Daniel O'Connell And The "Domestic Institution."
At a late Repen] Associution, Mr. O'Connel!, on handin? in L20 from Siaten Ã¯slund, in ;his State referred to the Message of President Polk. end taid, he regr.rded with horror the annex.ition of Texas, another sTave State, to the American Union, He chnrged Mr. Polk v.ith orrnnt cnwardiee, in lossing over ilie detestable trr.Ãfic of sinvery, by referring to it under the delicate expresiÃ³n of a "domesiic Ã¯nstiuilion." Mr. O'Connell cemtinuetT: Domesiic innifiition!' 'domestic irretilutktoY Mr. Polk, t is slavery! (Lotid rheere.; Mr. Polk it is fiockitefing in human Oe-h. (Loud clieers.) It is a Joathsoms, in evecr.-'b!.? y-tr;n thot mnkes nnn the propprÃ¯y of his ftllow; it h bnyinrr and eelling men cieotcd uHer the iraa2e of God, rcdeomed of his Son, anti bcari:) â;,On lus brow the impress of i!o Eternul seal; it is bnyÃ¯n? and selling hini, I sny, ns ilOi!gh he v.ere the beast of the fkld tlmt prcz.-p, nnd not a deathless bein? m.uked out for nn immoKai reiernption; the hrir of n heovenlv inheritance, and dÃ©sijned fdrn Ã³cstiny so alorious that the mind of man is dnzzled in nÃ³ntemplatinw it. (Ap. plau=e.) And Ã am told tlmt slavery is "a domestic insiÃ¼'j'ion!1' (Uear.) Out npon tho?e v.iio would iiviKe ii so. Cheers.) 'I :.v.o !.â â . cotmlry, bet Ã¯ would accept of no advantnge to my country through the me diuin of Kiicli a crime. (Ilecr.) 1 want tlo American aid if" it comes oeress tho Atlantic sSuincd with negro blood and frorn my soul l ! dejpise any grovernnienf. whicli vhiJe ie boasie } of hberiy, is ru.jty of slaverrv the grRRtcst crime thal can be committcd by humaniiv ngaimi hum.iDity.
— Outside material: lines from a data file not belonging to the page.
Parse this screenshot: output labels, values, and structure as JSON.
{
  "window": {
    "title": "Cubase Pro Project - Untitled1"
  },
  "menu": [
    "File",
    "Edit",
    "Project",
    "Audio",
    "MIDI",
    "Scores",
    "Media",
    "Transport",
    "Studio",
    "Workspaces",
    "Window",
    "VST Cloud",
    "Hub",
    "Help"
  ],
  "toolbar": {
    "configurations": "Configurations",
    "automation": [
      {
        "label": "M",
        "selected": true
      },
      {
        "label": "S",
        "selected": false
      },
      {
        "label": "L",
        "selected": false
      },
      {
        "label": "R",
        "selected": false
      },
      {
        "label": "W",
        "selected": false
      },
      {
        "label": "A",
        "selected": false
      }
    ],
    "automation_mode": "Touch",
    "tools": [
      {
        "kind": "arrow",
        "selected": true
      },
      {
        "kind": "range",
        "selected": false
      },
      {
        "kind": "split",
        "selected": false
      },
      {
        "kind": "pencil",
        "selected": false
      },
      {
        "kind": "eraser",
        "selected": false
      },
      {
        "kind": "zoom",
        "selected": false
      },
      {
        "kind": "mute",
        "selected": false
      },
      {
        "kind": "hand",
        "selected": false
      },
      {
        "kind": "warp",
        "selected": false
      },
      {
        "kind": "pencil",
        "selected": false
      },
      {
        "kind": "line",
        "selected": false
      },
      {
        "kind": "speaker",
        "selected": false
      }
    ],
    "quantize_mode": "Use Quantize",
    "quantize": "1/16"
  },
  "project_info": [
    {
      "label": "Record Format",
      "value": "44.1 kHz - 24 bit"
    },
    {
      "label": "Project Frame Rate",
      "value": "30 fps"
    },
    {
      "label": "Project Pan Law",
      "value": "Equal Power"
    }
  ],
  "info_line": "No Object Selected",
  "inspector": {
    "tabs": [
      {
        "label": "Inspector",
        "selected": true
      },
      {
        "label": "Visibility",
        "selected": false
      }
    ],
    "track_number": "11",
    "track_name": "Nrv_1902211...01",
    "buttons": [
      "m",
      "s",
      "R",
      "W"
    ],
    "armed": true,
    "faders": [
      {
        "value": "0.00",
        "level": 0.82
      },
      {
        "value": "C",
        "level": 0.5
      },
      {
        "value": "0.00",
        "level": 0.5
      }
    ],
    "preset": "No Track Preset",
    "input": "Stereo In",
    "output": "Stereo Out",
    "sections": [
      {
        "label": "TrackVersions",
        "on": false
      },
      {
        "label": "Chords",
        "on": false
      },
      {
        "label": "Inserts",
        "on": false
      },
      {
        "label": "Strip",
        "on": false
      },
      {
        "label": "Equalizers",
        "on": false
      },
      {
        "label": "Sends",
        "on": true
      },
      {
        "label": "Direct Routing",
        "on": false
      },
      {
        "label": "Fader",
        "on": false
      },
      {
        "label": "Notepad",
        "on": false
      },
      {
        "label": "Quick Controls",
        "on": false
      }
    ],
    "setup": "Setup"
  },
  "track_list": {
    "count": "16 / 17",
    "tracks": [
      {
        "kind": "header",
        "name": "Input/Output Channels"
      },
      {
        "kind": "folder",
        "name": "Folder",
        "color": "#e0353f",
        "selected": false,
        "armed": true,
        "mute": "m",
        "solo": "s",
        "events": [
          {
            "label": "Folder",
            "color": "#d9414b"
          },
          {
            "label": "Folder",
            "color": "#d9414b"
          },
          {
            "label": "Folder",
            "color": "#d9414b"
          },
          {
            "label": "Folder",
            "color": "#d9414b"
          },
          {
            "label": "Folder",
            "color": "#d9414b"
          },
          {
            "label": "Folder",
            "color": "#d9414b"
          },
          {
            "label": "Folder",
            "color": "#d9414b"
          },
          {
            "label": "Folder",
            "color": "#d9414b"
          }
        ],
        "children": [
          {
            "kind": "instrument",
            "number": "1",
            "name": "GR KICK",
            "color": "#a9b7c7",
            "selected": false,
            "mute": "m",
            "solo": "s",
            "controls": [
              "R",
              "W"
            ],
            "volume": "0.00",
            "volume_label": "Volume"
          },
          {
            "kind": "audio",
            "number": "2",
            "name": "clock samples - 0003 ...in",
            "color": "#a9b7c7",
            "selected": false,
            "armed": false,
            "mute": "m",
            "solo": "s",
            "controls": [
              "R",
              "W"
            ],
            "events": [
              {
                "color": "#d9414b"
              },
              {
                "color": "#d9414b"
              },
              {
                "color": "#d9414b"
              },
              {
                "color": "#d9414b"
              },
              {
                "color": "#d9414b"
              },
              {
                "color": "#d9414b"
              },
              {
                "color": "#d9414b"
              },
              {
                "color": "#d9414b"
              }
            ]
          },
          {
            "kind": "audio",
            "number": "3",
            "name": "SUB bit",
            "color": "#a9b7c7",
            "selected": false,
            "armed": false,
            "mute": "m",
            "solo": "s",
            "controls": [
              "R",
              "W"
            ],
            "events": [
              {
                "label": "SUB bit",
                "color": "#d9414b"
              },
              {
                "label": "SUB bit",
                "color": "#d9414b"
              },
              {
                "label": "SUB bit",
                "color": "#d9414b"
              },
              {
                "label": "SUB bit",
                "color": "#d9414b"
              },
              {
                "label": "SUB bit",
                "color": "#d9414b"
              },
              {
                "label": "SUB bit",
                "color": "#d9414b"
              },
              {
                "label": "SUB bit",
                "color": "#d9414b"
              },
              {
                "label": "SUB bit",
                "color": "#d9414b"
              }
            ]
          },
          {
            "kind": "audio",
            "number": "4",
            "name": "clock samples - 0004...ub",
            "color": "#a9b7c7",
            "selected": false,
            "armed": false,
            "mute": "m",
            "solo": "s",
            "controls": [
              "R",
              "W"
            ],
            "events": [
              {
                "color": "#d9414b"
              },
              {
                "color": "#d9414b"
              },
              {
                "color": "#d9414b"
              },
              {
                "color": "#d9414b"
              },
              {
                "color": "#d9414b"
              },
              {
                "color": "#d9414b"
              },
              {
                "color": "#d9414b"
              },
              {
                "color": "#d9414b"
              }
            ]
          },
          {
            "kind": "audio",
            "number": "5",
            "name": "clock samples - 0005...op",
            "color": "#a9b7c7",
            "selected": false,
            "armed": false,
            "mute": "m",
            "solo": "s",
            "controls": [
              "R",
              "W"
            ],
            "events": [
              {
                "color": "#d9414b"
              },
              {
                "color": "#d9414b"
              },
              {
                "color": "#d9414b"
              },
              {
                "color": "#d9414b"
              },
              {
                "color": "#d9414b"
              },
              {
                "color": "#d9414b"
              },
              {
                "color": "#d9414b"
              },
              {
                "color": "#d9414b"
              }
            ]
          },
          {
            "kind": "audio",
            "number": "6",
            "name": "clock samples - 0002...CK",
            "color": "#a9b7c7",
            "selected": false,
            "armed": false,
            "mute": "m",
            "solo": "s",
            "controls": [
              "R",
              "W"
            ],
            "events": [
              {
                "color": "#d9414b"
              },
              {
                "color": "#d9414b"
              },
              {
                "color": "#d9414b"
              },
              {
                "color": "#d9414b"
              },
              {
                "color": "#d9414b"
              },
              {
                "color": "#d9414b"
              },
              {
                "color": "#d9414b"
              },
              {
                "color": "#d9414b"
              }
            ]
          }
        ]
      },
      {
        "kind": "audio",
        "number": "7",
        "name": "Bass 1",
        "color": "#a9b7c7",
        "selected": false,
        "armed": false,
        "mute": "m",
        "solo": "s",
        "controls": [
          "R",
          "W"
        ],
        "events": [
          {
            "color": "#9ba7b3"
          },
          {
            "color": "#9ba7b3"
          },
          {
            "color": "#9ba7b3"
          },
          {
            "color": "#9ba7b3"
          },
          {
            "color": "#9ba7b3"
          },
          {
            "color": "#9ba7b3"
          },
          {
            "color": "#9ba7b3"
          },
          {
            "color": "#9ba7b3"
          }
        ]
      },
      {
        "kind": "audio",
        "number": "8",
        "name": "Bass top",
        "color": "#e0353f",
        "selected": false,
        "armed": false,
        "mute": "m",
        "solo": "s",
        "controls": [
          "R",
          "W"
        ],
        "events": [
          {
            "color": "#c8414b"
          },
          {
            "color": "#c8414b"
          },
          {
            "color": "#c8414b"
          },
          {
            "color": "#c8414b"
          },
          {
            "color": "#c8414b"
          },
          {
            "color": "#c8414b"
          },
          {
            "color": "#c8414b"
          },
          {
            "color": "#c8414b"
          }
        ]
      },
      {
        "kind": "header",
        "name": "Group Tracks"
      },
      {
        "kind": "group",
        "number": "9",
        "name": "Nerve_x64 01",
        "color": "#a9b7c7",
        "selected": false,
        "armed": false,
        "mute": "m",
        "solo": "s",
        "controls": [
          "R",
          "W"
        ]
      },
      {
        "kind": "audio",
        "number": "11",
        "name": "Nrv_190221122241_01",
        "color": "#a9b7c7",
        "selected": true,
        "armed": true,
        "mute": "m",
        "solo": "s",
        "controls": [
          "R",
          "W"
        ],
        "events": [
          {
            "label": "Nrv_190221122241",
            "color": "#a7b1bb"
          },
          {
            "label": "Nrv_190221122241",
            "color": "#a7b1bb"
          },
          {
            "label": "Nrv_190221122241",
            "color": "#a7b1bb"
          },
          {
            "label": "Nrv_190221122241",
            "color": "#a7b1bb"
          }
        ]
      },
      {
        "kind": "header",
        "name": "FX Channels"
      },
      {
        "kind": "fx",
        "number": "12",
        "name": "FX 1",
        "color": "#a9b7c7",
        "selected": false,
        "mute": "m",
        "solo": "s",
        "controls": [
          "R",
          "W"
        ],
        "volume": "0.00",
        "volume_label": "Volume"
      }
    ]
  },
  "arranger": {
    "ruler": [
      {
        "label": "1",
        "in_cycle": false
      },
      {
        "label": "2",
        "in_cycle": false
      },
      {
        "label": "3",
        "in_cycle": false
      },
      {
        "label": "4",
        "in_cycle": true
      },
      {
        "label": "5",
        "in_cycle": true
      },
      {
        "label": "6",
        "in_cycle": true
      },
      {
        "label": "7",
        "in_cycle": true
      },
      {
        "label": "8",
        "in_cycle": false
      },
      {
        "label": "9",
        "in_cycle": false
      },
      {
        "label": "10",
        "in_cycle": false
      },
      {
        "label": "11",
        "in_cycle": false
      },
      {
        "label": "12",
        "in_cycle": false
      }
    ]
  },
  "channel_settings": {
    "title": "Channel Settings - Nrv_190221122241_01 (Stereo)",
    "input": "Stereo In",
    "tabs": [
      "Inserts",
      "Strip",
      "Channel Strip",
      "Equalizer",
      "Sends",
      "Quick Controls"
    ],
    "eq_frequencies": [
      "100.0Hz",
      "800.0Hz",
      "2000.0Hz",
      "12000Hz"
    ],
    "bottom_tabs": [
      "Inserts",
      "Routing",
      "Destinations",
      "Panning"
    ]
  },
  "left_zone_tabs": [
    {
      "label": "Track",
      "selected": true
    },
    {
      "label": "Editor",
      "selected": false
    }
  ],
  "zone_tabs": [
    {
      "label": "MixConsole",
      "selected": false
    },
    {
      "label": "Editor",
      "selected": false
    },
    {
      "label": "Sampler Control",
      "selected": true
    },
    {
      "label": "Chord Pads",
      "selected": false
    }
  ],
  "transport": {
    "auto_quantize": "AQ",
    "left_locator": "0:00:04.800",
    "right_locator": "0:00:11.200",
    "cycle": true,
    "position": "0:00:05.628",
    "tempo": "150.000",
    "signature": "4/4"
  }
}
And vet tiiose who nre ready to.nphod that syslem nre (ha peop!e tjiat are to taÃ¼; to me of h'beriy. Shame upon liicm and cierna l dioraee to them who peok of Jiberly and practico sJavery. But wiiat ui. li respect to the present posrticn of Eneland? Slm!l I siy &he trembles 'â Oh 1 uould be aÃ¡hamed to taf!; of English cowqrdjc - braver in. tlie battle field than the people of EÃ¼gland never s!ood - and jet lliere is a pnliÃ¼cal coivardice wliicli gives her a (remnloiis appearance to her public writers, and prevents her frnm heldin out the bold front of defiar.ee to American iranegressors.(Cheers.) The President talks fif taking tho Orcfnn terrtory. (Uear.) England will go to war wiili them, hut Polk has a whisper from the o:hcr siue of Uie Aitomic- .'WiU ypu irn to war wiili me? Jreland!' (Chcers.) Ile obiprvcd Uietc was no talk of conciliar tion frcni the Biitish Government, until Ainericu hegan to thrcaio;i abcut Oregfon and I Texas, nm'. said. "We te'.l tliem from this spot j '.hot thcy can linvc us- (int tbrone of Vicj tory can bc mndc porfccily t-pcnre - the honor 1 of tlio Dri'.isti empire maintoined - ar.d the Anifrican caglt-, o i's Iiiyiicst pride of flight be brotight do n. fChrer?.; Let ihem but con ciÃ¼ato anti do us justice. ant! tbey wjl! have us rnhsted midcr tÃ¯ie Lianner of Victoria - let them bÃ¼t pj'vfi us the pxrÃ¼ameot in Collega Green, umi Ortgon shall be theirs, and Texas Ãhall he ÃarmleÃs.7' Chcers.) A Mr.Dnvics Ijaving censured thecondemrrÃ¼ion of the Ar.ieiicans as too severe, Mr. O Conuell.snid, t!I was certnin'.y wrong in the expressons 1 jisd, if in the -EngÃ¼sh langnage there are any tprips more significant of conlernpt and abhorrence, nnd hatred of American slavcry, Ihcn lho88 wiiich I etuployed." ([ond'fhet'rp. )
Signal of Liberty